As Christians, we should acknowledge that God makes it clear that even human choices are caused by Him.
“It is God who works in you both to will and to do for His good pleasure.”
— Philippians 2
“The king’s heart is in the hand of the LORD, Like the rivers of water; He turns it wherever He wishes.”
— Proverbs 21
He Himself also claims that He Himself has specifically caused sinful human choices, and further, that He Himself created the wicked and caused the wicked to be as they are for His own purposes.
“For God has committed them all to disobedience, that He might have mercy on all.”
— Romans 11
“The LORD has made all for Himself, Yes, even the wicked for the day of doom.”
— Proverbs 16
None of this is problematic in any sense, because we are God’s creation and therefore, according to Paul, God can, and does, do whatever He likes with us.
But make no mistake, while God is the one ultimately behind everything that happens, He commands all humans to repent (Acts 17:30). If any of us do not, we can hope for nothing beyond a certain fearful expectation of judgment, and fiery indignation, which will devour God’s adversaries (Hebrews 10:27). Praise God that He has provided us a way out of eternal punishment, if we will but place our trust in His Son, Jesus!
“…if you confess with your mouth the Lord Jesus and believe in your heart that God has raised Him from the dead, you will be saved. For with the heart one believes unto righteousness, and with the mouth confession is made unto salvation.
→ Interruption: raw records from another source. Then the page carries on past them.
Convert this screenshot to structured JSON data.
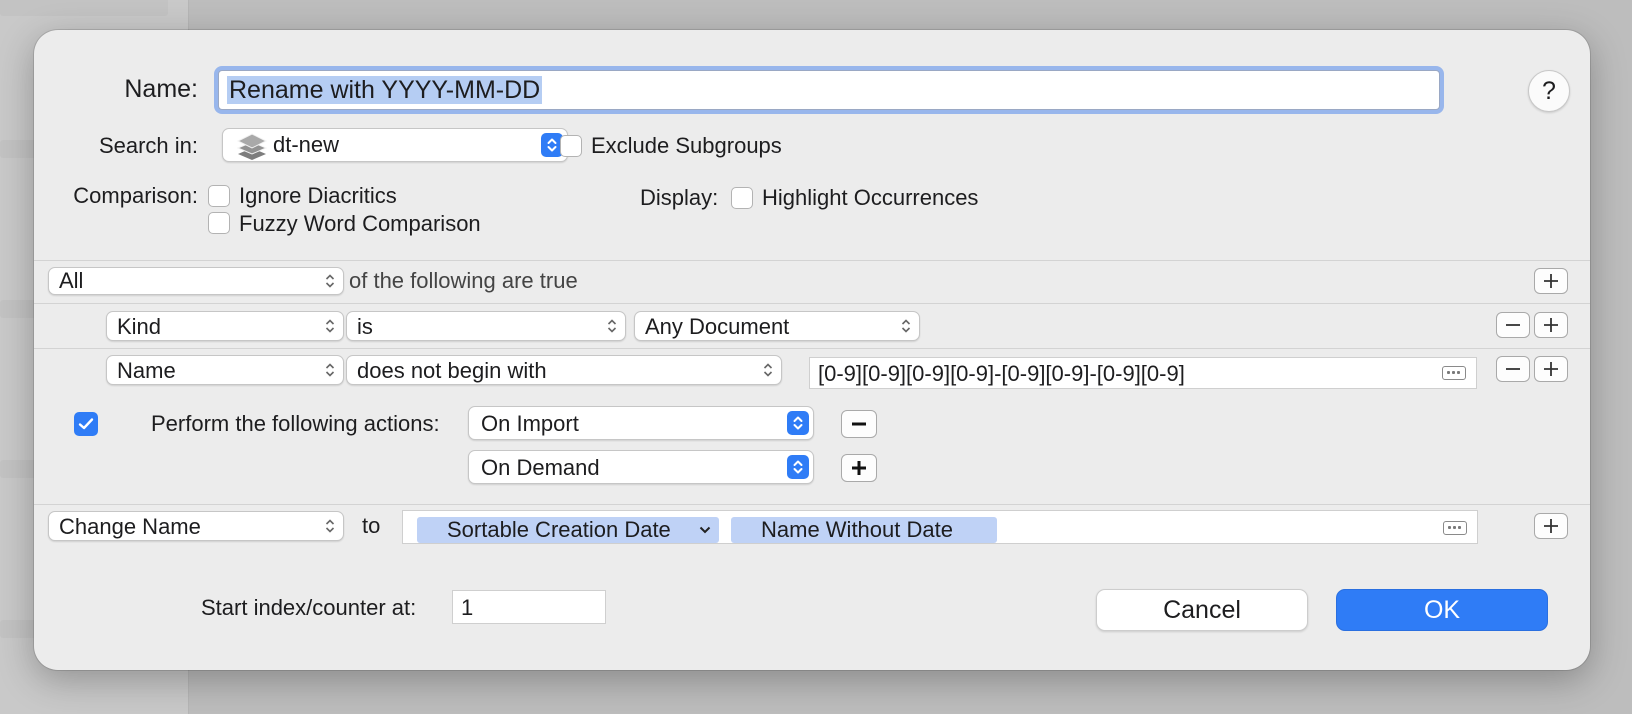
{
  "dialog": {
    "name_label": "Name:",
    "name_value": "Rename with YYYY-MM-DD",
    "help_label": "?",
    "search_in_label": "Search in:",
    "search_in_value": "dt-new",
    "exclude_subgroups_label": "Exclude Subgroups",
    "exclude_subgroups_checked": false,
    "comparison_label": "Comparison:",
    "ignore_diacritics_label": "Ignore Diacritics",
    "ignore_diacritics_checked": false,
    "fuzzy_label": "Fuzzy Word Comparison",
    "fuzzy_checked": false,
    "display_label": "Display:",
    "highlight_label": "Highlight Occurrences",
    "highlight_checked": false
  },
  "conditions": {
    "match_value": "All",
    "match_suffix": "of the following are true",
    "rows": [
      {
        "field": "Kind",
        "operator": "is",
        "value": "Any Document"
      },
      {
        "field": "Name",
        "operator": "does not begin with",
        "value": "[0-9][0-9][0-9][0-9]-[0-9][0-9]-[0-9][0-9]"
      }
    ]
  },
  "actions": {
    "perform_checked": true,
    "perform_label": "Perform the following actions:",
    "triggers": [
      "On Import",
      "On Demand"
    ]
  },
  "action_row": {
    "action": "Change Name",
    "to_label": "to",
    "tokens": [
      "Sortable Creation Date",
      "Name Without Date"
    ]
  },
  "footer": {
    "start_index_label": "Start index/counter at:",
    "start_index_value": "1",
    "cancel_label": "Cancel",
    "ok_label": "OK"
  },
  "colors": {
    "accent": "#2f7cf6",
    "selection": "#b5cdf3",
    "token": "#bfd2f6",
    "dialog_bg": "#ececec"
  }
}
For the Scripture says, ‘Whoever believes on Him will not be put to shame.’ For there is no distinction between Jew and Greek, for the same Lord over all is rich to all who call upon Him. For ‘whoever calls on the name of the LORD shall be saved.’”
— Romans 10